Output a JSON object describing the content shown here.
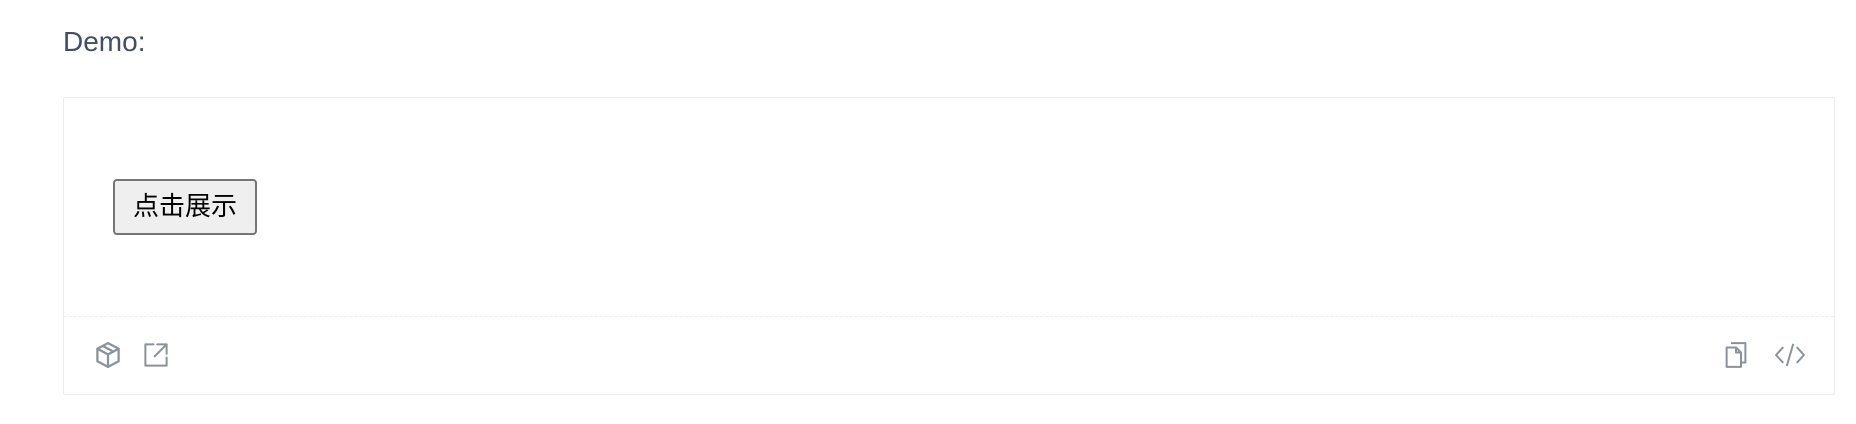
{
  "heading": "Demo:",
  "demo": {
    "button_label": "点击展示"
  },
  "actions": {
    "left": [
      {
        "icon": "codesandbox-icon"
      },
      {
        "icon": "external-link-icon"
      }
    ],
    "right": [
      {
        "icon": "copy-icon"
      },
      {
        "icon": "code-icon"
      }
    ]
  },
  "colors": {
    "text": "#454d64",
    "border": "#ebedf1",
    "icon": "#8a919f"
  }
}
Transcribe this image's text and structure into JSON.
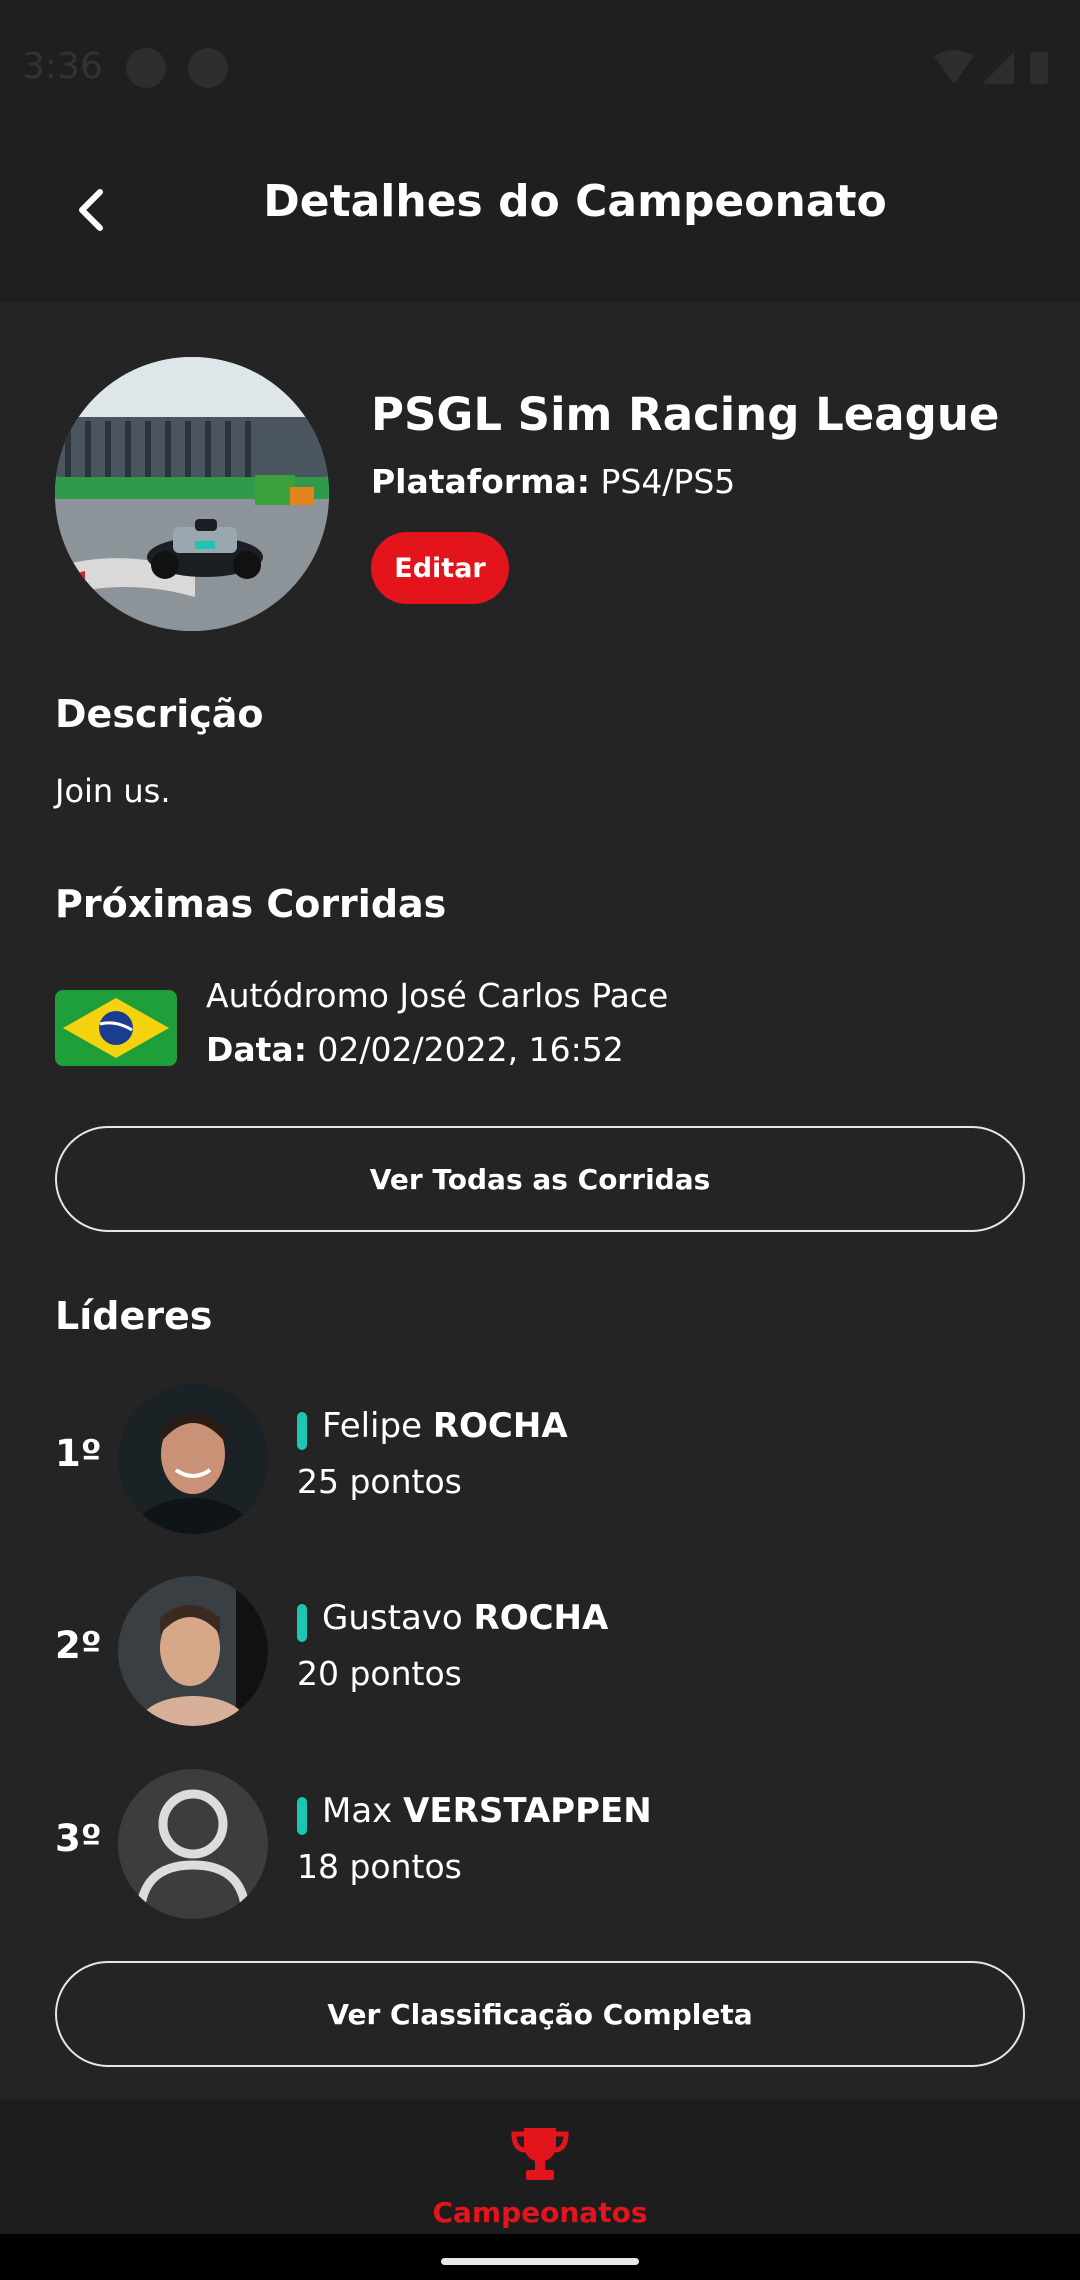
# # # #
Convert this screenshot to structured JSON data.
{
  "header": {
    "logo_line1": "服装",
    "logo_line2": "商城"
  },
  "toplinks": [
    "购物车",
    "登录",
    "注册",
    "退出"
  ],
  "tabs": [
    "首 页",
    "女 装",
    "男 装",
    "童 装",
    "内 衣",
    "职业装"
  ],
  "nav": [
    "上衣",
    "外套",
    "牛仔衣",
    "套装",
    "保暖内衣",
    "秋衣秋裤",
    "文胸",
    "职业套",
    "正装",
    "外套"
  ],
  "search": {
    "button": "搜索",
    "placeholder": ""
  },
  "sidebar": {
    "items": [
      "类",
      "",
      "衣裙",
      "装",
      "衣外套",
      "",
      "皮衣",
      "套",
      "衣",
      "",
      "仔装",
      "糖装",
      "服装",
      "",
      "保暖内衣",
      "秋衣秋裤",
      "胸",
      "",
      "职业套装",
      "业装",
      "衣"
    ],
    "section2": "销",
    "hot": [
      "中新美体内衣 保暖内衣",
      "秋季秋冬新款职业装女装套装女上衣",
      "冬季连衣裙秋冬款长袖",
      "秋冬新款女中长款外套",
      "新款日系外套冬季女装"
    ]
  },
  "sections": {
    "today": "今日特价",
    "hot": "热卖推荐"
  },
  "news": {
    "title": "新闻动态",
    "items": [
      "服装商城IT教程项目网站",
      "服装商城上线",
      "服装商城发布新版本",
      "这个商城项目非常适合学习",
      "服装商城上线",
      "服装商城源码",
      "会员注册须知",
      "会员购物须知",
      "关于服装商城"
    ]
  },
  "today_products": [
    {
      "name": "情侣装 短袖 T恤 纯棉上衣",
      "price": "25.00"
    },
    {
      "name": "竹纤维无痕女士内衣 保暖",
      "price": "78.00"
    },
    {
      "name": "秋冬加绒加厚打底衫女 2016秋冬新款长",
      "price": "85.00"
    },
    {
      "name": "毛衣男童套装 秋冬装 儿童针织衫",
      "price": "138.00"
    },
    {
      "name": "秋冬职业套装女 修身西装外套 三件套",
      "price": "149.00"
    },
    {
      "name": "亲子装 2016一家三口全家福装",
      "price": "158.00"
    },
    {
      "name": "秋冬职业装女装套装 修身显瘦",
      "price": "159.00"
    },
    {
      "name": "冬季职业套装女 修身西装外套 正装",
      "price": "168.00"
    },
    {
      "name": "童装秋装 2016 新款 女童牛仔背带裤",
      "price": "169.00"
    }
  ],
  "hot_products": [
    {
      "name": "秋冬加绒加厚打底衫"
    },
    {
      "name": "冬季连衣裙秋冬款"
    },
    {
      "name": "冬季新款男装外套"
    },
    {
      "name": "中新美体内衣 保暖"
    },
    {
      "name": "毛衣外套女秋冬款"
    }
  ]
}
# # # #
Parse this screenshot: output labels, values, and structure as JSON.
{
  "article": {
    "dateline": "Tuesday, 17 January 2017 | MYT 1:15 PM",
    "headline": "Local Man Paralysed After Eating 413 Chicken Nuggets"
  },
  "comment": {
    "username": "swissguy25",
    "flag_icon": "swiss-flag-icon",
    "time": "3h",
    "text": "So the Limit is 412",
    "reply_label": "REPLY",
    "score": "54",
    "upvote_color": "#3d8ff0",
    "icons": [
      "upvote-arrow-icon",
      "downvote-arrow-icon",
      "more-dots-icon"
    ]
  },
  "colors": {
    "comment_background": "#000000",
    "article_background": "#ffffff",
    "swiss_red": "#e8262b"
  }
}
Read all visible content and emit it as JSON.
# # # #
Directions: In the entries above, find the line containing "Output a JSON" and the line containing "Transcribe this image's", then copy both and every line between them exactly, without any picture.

Task solution:
Output a JSON object describing the content shown here.
{
  "heading": "Demo:",
  "demo": {
    "button_label": "点击展示"
  },
  "actions": {
    "left": [
      {
        "icon": "codesandbox-icon"
      },
      {
        "icon": "external-link-icon"
      }
    ],
    "right": [
      {
        "icon": "copy-icon"
      },
      {
        "icon": "code-icon"
      }
    ]
  },
  "colors": {
    "text": "#454d64",
    "border": "#ebedf1",
    "icon": "#8a919f"
  }
}
Transcribe this image's text and structure into JSON.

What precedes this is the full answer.